Social game maker Zynga, known for its popular "FarmVille" title, said Thursday it would cut 15 percent of its workforce, at the same time surprising Wall Street with a quarterly loss that beat expectations.
It also announced it is buying a U.K.-based mobile game company.
Zynga, once among the hottest tech companies with rapid revenue growth from popular Facebook-based games, was caught off guard as the games industry saw a boom in mobile games. The company has renewed its focus on transitioning to smartphones and tablet titles, the increasingly preferred format for casual gamers.
"We took layers out of the reporting structure, we got more focus, more discipline," CEO Don Mattrick said in announcing the cut of 314 employees. "We feel like we've made a lot of progress to achieve future growth in 2014."
A week ahead of its scheduled earnings announcement, Zynga posted fourth-quarter revenue of $147 million, which is $6 million better than expected but still down from $261 million in the year-earlier quarter. A quarterly loss of three cents was a penny better than analysts projected.
User numbers aren't pretty and continue to decline across the board. Daily active users were down 12 percent from the third quarter, while monthly active users declined 16 percent. One piece of good news: Gamers who stuck around are paying more. Average daily bookings, or payments, per average daily active user rose 10 percent between the third and fourth quarters.
Zynga said it is buying NaturalMotion, a mobile game and technology company in the U.K., for $527 million in cash and stock.
In a phone interview, Mattrick said that NaturalMotion's combination of hit mobile games "CSR Racing" and "Clumsy Ninja," and of technology will "accelerate Zynga's move to mobile and the growth of the company."
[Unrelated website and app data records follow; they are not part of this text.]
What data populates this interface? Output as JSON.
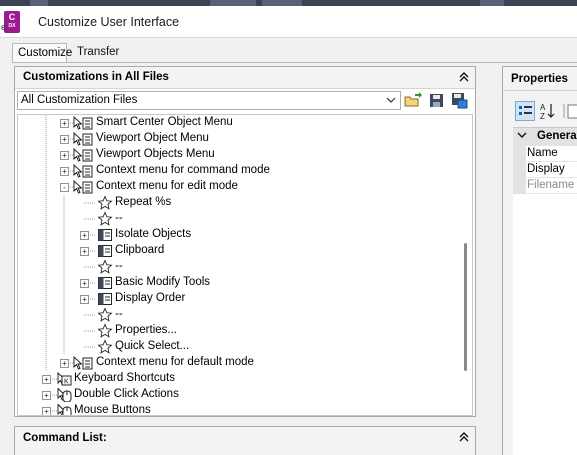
{
  "window": {
    "title": "Customize User Interface",
    "app_icon_letter": "C",
    "app_icon_sub": "DX",
    "side_letter": "e"
  },
  "tabs": [
    {
      "label": "Customize",
      "active": true
    },
    {
      "label": "Transfer",
      "active": false
    }
  ],
  "customizations": {
    "header": "Customizations in All Files",
    "collapse_icon": "double-chevron-up-icon",
    "dropdown_value": "All Customization Files",
    "toolbar_icons": [
      "open-folder-icon",
      "save-icon",
      "save-as-icon"
    ]
  },
  "tree": [
    {
      "label": "Smart Center Object Menu",
      "icon": "context-menu-icon",
      "expander": "+"
    },
    {
      "label": "Viewport Object Menu",
      "icon": "context-menu-icon",
      "expander": "+"
    },
    {
      "label": "Viewport Objects Menu",
      "icon": "context-menu-icon",
      "expander": "+"
    },
    {
      "label": "Context menu for command mode",
      "icon": "context-menu-icon",
      "expander": "+"
    },
    {
      "label": "Context menu for edit mode",
      "icon": "context-menu-icon",
      "expander": "-"
    },
    {
      "label": "Repeat %s",
      "icon": "star-icon",
      "expander": ""
    },
    {
      "label": "--",
      "icon": "star-icon",
      "expander": ""
    },
    {
      "label": "Isolate Objects",
      "icon": "submenu-icon",
      "expander": "+"
    },
    {
      "label": "Clipboard",
      "icon": "submenu-icon",
      "expander": "+"
    },
    {
      "label": "--",
      "icon": "star-icon",
      "expander": ""
    },
    {
      "label": "Basic Modify Tools",
      "icon": "submenu-icon",
      "expander": "+"
    },
    {
      "label": "Display Order",
      "icon": "submenu-icon",
      "expander": "+"
    },
    {
      "label": "--",
      "icon": "star-icon",
      "expander": ""
    },
    {
      "label": "Properties...",
      "icon": "star-icon",
      "expander": ""
    },
    {
      "label": "Quick Select...",
      "icon": "star-icon",
      "expander": ""
    },
    {
      "label": "Context menu for default mode",
      "icon": "context-menu-icon",
      "expander": "+"
    },
    {
      "label": "Keyboard Shortcuts",
      "icon": "keyboard-shortcut-icon",
      "expander": "+"
    },
    {
      "label": "Double Click Actions",
      "icon": "mouse-icon",
      "expander": "+"
    },
    {
      "label": "Mouse Buttons",
      "icon": "mouse-icon",
      "expander": "+"
    }
  ],
  "command_list": {
    "header": "Command List:",
    "collapse_icon": "double-chevron-up-icon"
  },
  "properties": {
    "header": "Properties",
    "category": "General",
    "rows": [
      "Name",
      "Display",
      "Filename"
    ]
  },
  "colors": {
    "app_icon": "#9b1b8e",
    "title_bar": "#ffffff",
    "panel_header": "#f3f3f3",
    "window_bg": "#f0f0f0"
  }
}
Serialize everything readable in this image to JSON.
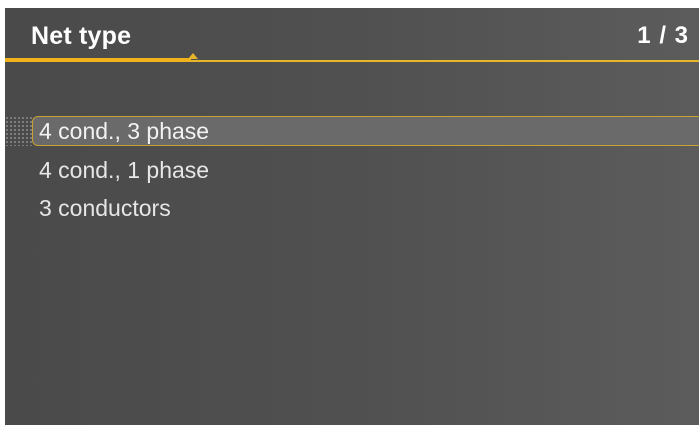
{
  "header": {
    "title": "Net type",
    "page_indicator": "1 / 3"
  },
  "list": {
    "items": [
      {
        "label": "4 cond., 3 phase",
        "selected": true
      },
      {
        "label": "4 cond., 1 phase",
        "selected": false
      },
      {
        "label": "3 conductors",
        "selected": false
      }
    ]
  },
  "colors": {
    "accent": "#f2b21b",
    "background": "#505050",
    "selection": "#6a6a6a",
    "text": "#e6e6e6"
  }
}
The coming year will be marked by a transition to mobile, Mattrick said. Seventy-five percent of all new projects will be mobile first, more than half of its revenue will come from mobile at some point this year and the game FarmVille will move to mobile devices in the second quarter.
Shares in Zynga were halted briefly after its announcement and then rose more tha 20 percent in after-hours trading.
By CNBC's Julia Boorstin. Follow her on Twitter: @JBoorstin.
—Reuters contributed to this report.